Stored dataset items:
───

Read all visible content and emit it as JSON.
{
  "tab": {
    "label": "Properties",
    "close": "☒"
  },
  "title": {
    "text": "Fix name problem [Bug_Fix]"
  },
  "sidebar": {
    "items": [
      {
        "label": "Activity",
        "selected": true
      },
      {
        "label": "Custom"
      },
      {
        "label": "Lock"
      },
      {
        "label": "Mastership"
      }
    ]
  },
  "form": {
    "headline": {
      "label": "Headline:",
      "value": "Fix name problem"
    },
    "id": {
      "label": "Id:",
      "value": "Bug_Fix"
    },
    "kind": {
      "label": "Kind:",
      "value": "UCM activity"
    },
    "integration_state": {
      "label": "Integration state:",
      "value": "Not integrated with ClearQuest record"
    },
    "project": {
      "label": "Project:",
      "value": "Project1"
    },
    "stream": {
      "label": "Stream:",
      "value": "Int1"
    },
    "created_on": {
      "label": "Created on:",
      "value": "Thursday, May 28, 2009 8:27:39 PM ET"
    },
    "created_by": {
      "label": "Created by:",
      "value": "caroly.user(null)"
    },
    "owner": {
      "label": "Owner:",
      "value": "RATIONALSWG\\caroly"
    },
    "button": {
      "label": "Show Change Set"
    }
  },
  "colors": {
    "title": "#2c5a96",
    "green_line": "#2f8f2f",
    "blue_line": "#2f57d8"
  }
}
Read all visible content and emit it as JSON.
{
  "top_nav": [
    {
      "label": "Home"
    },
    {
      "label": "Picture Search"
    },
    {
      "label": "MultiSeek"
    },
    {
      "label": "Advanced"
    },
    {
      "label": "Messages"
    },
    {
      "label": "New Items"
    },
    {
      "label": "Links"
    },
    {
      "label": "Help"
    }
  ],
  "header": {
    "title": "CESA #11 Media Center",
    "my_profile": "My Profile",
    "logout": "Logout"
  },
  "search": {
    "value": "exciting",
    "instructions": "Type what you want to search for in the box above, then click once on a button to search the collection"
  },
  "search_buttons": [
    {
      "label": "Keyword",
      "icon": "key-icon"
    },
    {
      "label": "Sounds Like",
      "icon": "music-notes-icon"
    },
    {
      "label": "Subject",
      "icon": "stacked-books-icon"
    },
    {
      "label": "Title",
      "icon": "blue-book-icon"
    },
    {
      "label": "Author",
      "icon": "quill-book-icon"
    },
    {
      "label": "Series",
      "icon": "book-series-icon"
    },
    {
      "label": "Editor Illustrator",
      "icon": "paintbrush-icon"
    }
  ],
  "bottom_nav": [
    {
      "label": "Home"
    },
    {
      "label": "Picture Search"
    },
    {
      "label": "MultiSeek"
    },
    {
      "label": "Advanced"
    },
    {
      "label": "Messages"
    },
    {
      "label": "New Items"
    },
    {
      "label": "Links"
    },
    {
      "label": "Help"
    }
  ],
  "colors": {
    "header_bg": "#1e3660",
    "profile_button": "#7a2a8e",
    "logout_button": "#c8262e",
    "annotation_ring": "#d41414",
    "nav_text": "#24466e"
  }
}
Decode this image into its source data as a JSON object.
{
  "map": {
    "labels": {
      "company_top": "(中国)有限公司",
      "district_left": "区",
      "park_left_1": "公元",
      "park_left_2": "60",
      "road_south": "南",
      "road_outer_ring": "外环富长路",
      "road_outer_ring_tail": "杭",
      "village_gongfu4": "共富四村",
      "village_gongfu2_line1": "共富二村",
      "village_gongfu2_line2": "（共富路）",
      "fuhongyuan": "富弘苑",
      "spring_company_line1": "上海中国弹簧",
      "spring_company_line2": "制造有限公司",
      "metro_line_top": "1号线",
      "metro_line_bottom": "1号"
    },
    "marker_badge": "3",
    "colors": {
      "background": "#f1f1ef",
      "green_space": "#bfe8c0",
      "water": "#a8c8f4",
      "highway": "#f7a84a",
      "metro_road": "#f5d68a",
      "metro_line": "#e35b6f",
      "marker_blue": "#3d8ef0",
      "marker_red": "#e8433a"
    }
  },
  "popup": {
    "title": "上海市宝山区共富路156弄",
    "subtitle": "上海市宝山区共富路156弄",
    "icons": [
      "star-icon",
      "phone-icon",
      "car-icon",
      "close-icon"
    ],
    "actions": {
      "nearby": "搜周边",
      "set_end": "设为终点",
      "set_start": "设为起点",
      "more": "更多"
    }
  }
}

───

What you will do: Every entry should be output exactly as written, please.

Exercise output:
Read all visible content and emit it as JSON.
{
  "tab": {
    "label": "Properties",
    "close": "☒"
  },
  "title": {
    "text": "Fix name problem [Bug_Fix]"
  },
  "sidebar": {
    "items": [
      {
        "label": "Activity",
        "selected": true
      },
      {
        "label": "Custom"
      },
      {
        "label": "Lock"
      },
      {
        "label": "Mastership"
      }
    ]
  },
  "form": {
    "headline": {
      "label": "Headline:",
      "value": "Fix name problem"
    },
    "id": {
      "label": "Id:",
      "value": "Bug_Fix"
    },
    "kind": {
      "label": "Kind:",
      "value": "UCM activity"
    },
    "integration_state": {
      "label": "Integration state:",
      "value": "Not integrated with ClearQuest record"
    },
    "project": {
      "label": "Project:",
      "value": "Project1"
    },
    "stream": {
      "label": "Stream:",
      "value": "Int1"
    },
    "created_on": {
      "label": "Created on:",
      "value": "Thursday, May 28, 2009 8:27:39 PM ET"
    },
    "created_by": {
      "label": "Created by:",
      "value": "caroly.user(null)"
    },
    "owner": {
      "label": "Owner:",
      "value": "RATIONALSWG\\caroly"
    },
    "button": {
      "label": "Show Change Set"
    }
  },
  "colors": {
    "title": "#2c5a96",
    "green_line": "#2f8f2f",
    "blue_line": "#2f57d8"
  }
}
Read all visible content and emit it as JSON.
{
  "top_nav": [
    {
      "label": "Home"
    },
    {
      "label": "Picture Search"
    },
    {
      "label": "MultiSeek"
    },
    {
      "label": "Advanced"
    },
    {
      "label": "Messages"
    },
    {
      "label": "New Items"
    },
    {
      "label": "Links"
    },
    {
      "label": "Help"
    }
  ],
  "header": {
    "title": "CESA #11 Media Center",
    "my_profile": "My Profile",
    "logout": "Logout"
  },
  "search": {
    "value": "exciting",
    "instructions": "Type what you want to search for in the box above, then click once on a button to search the collection"
  },
  "search_buttons": [
    {
      "label": "Keyword",
      "icon": "key-icon"
    },
    {
      "label": "Sounds Like",
      "icon": "music-notes-icon"
    },
    {
      "label": "Subject",
      "icon": "stacked-books-icon"
    },
    {
      "label": "Title",
      "icon": "blue-book-icon"
    },
    {
      "label": "Author",
      "icon": "quill-book-icon"
    },
    {
      "label": "Series",
      "icon": "book-series-icon"
    },
    {
      "label": "Editor Illustrator",
      "icon": "paintbrush-icon"
    }
  ],
  "bottom_nav": [
    {
      "label": "Home"
    },
    {
      "label": "Picture Search"
    },
    {
      "label": "MultiSeek"
    },
    {
      "label": "Advanced"
    },
    {
      "label": "Messages"
    },
    {
      "label": "New Items"
    },
    {
      "label": "Links"
    },
    {
      "label": "Help"
    }
  ],
  "colors": {
    "header_bg": "#1e3660",
    "profile_button": "#7a2a8e",
    "logout_button": "#c8262e",
    "annotation_ring": "#d41414",
    "nav_text": "#24466e"
  }
}
Decode this image into its source data as a JSON object.
{
  "map": {
    "labels": {
      "company_top": "(中国)有限公司",
      "district_left": "区",
      "park_left_1": "公元",
      "park_left_2": "60",
      "road_south": "南",
      "road_outer_ring": "外环富长路",
      "road_outer_ring_tail": "杭",
      "village_gongfu4": "共富四村",
      "village_gongfu2_line1": "共富二村",
      "village_gongfu2_line2": "（共富路）",
      "fuhongyuan": "富弘苑",
      "spring_company_line1": "上海中国弹簧",
      "spring_company_line2": "制造有限公司",
      "metro_line_top": "1号线",
      "metro_line_bottom": "1号"
    },
    "marker_badge": "3",
    "colors": {
      "background": "#f1f1ef",
      "green_space": "#bfe8c0",
      "water": "#a8c8f4",
      "highway": "#f7a84a",
      "metro_road": "#f5d68a",
      "metro_line": "#e35b6f",
      "marker_blue": "#3d8ef0",
      "marker_red": "#e8433a"
    }
  },
  "popup": {
    "title": "上海市宝山区共富路156弄",
    "subtitle": "上海市宝山区共富路156弄",
    "icons": [
      "star-icon",
      "phone-icon",
      "car-icon",
      "close-icon"
    ],
    "actions": {
      "nearby": "搜周边",
      "set_end": "设为终点",
      "set_start": "设为起点",
      "more": "更多"
    }
  }
}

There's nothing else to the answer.